The government faces renewal in favor of abolishing the central NHS examination and trace system, which is responsible for liaising with local public health teams.
Weekly testing and trace statistics in England show that it has reached just under 60% of people in positive contact with the positive test, the lowest since the service was launched. The Office for National Statistics indicates that the rapid growth of new infections in England is declining and is stabilizing around 50,000 a day.
Sir John Oldham, a professor of global health innovation at Imperial College London and former leader of major changes in the Department of Health, said the “lockdown would be a disappointment” if confidence was not boosted through radical reform of tests and traces.
“I think this may include increasing the number of small labs to reduce turnaround time and, perhaps, getting results from local health managers and forming teams to find contacts for them,” he told BBC Radio 4’s Today program.
“By scraping the failed central call centers I have probably gotten funding for it. I think the whole system should be covered by public health, which we got closer to effective measures before the NHS reform in 2012. I think they have proven that they have power and effectiveness – they are 95% on the contact list; The national call center is at 60%. “

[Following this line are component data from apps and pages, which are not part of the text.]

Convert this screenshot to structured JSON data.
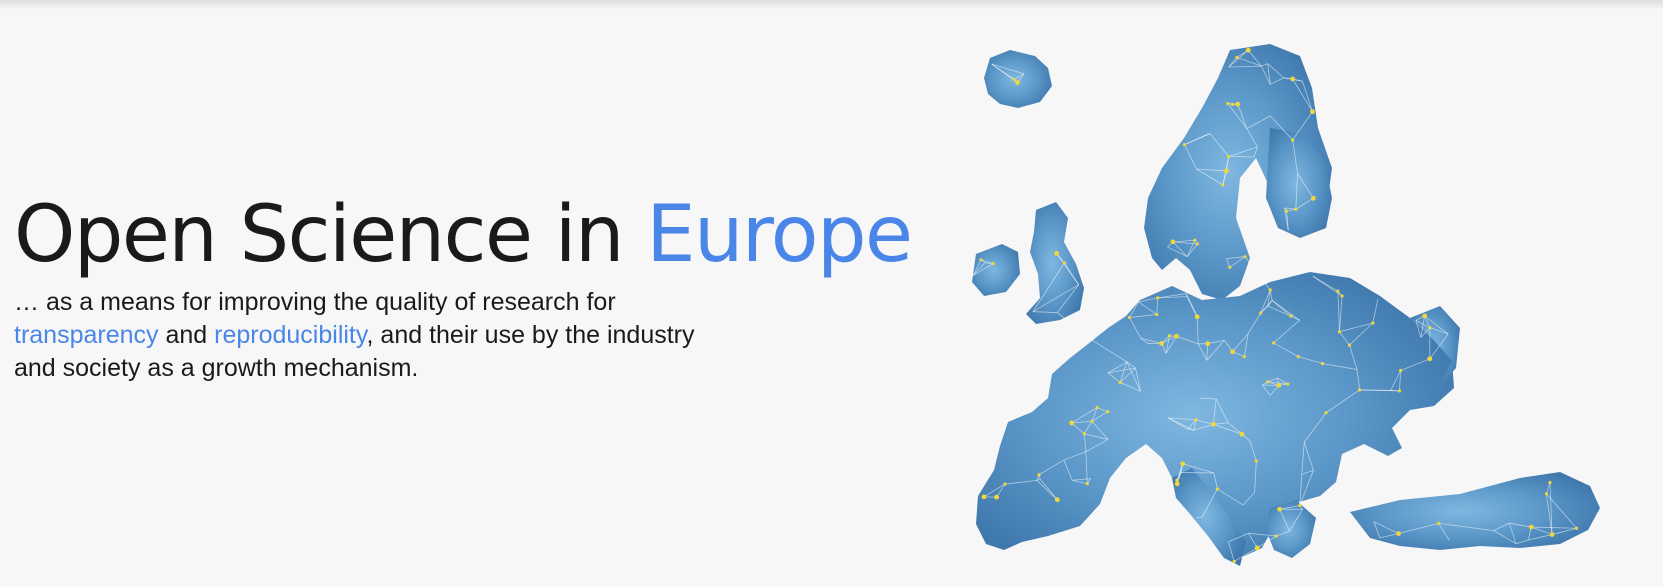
{
  "hero": {
    "title_main": "Open Science in ",
    "title_accent": "Europe",
    "subtitle_line1": "… as a means for improving the quality of research for",
    "subtitle_link1": "transparency",
    "subtitle_and": " and ",
    "subtitle_link2": "reproducibility",
    "subtitle_line2_rest": ", and their use by the industry",
    "subtitle_line3": "and society as a growth mechanism."
  },
  "colors": {
    "accent": "#4a86e8",
    "text": "#1a1a1a",
    "background": "#f7f7f7",
    "map_fill": "#4f8cc0",
    "map_nodes": "#f2d63a"
  },
  "map": {
    "icon": "europe-network-map-illustration"
  }
}
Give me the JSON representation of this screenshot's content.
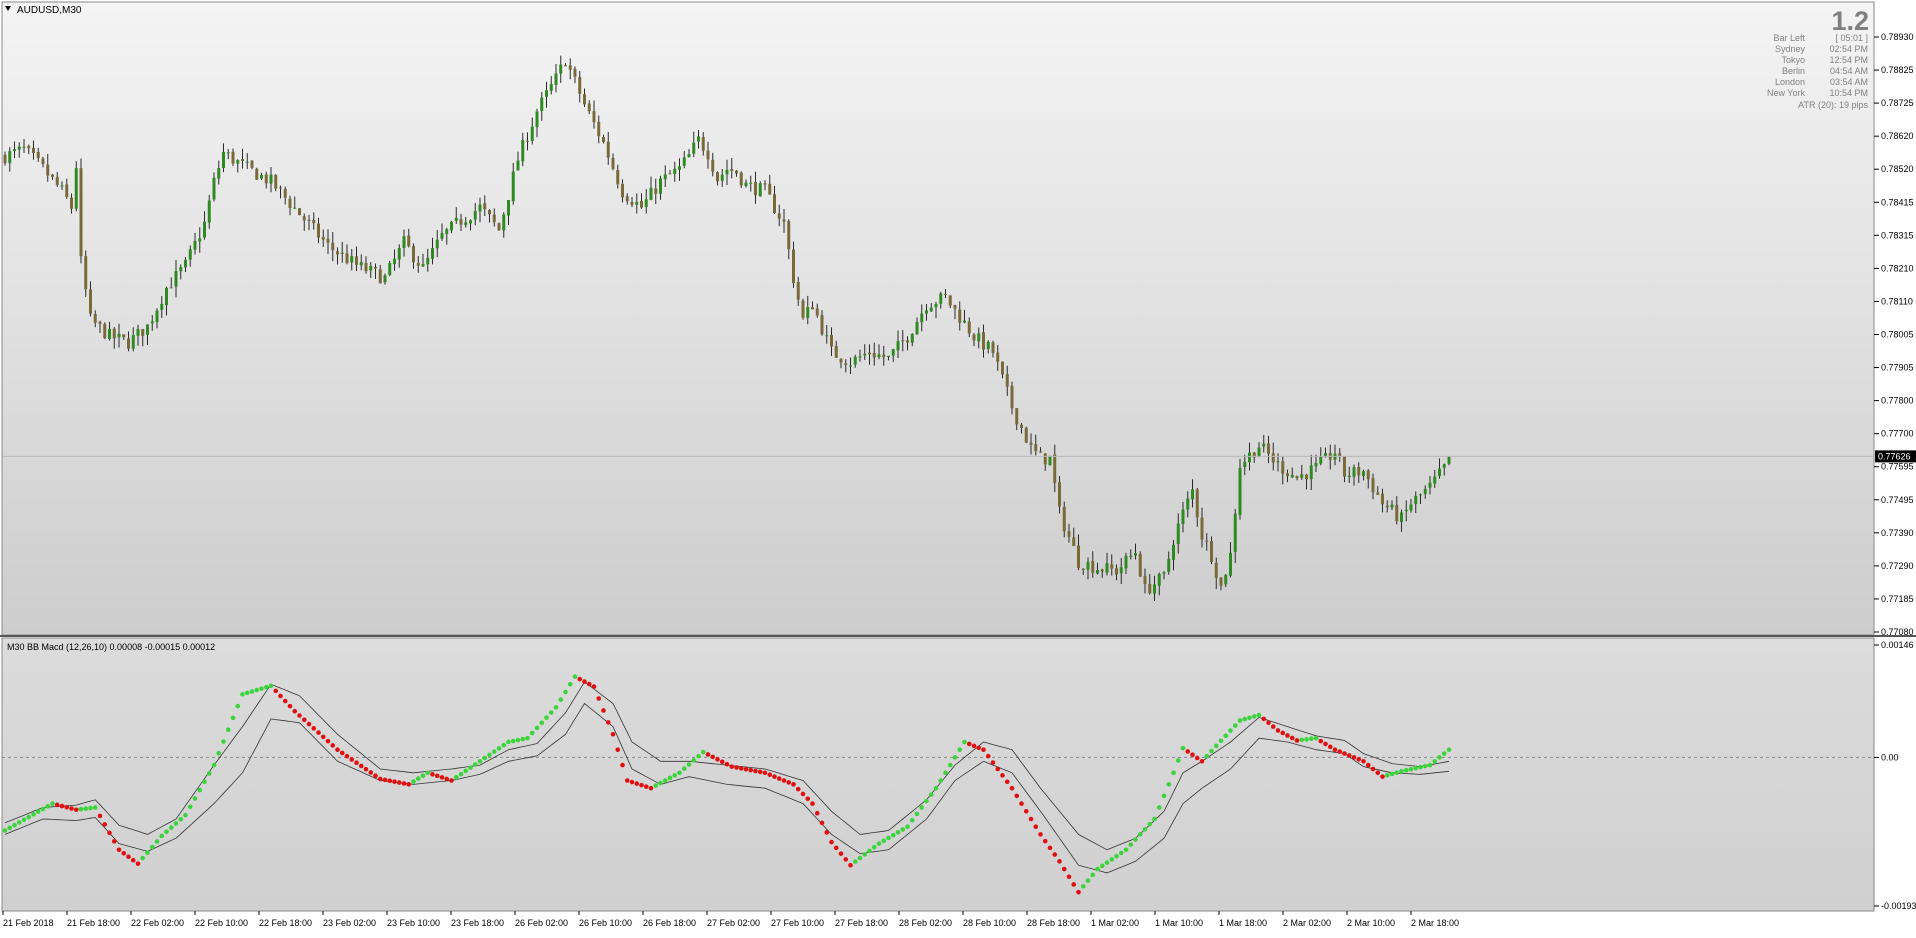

Oldham suggested that “test systems such as South Korea, New Zealand and Germany” – without effective test and trace systems, the lockdown could be futile – to reduce the number after the sanctions are relaxed. “It was our regular promise but failed to deliver,” he said.
He added that the confidence was unanimous because he supported the use of local communication tracer. “The epidemic is seen as a political campaign with huge promises and slogans. The virus does not send back tweets or press releases. All we need is some truthfulness, clarity of information and results and decision making … greater understanding gives us more confidence and greater loyalty to what we want people to do. “
Thousands of people were tested in Liverpool on Friday, the first day of the mass pilot scheme. Matt Ashton, the city’s director of public health, said the goal of the program was to test 50,000 people a day, once fully operational.
He said: “We are still working on numbers, but we think [there were] About 1,500-2,000 people at each testing center, so really good numbers and really good interest, so it was very encouraging.
The project has been criticized by health experts, who have described it as inappropriate as intended. Alson Pollock, a professor of public health at the University of Newcastle, said the plan was to test incomplete patients in contrast to the advice of scientific advisers for emergencies to prioritize testing for those who showed symptoms.
Meanwhile, Chris Lovett, deputy director of public health in the cities of London and Hackney, said his team of six was asked to reach out to people in their area whose NHS tests and traces could not be contacted. He said 70,000 cases have been transferred in the last six weeks, with less than half being brought into the project, he said.
“At the very beginning of the epidemic, our local mayor and many others called for local systems to be tested and trace controlled,” he said.
“At this stage, it will be very difficult for us to put together all the resources we need to find full communication, but of course we are working in close partnership with local agencies, councils, the NHS, so we can ensure that control measures are what we are committed to.” .
“Our local residents often said how important local communication, local knowledge, and what works for our community was important to our communication.”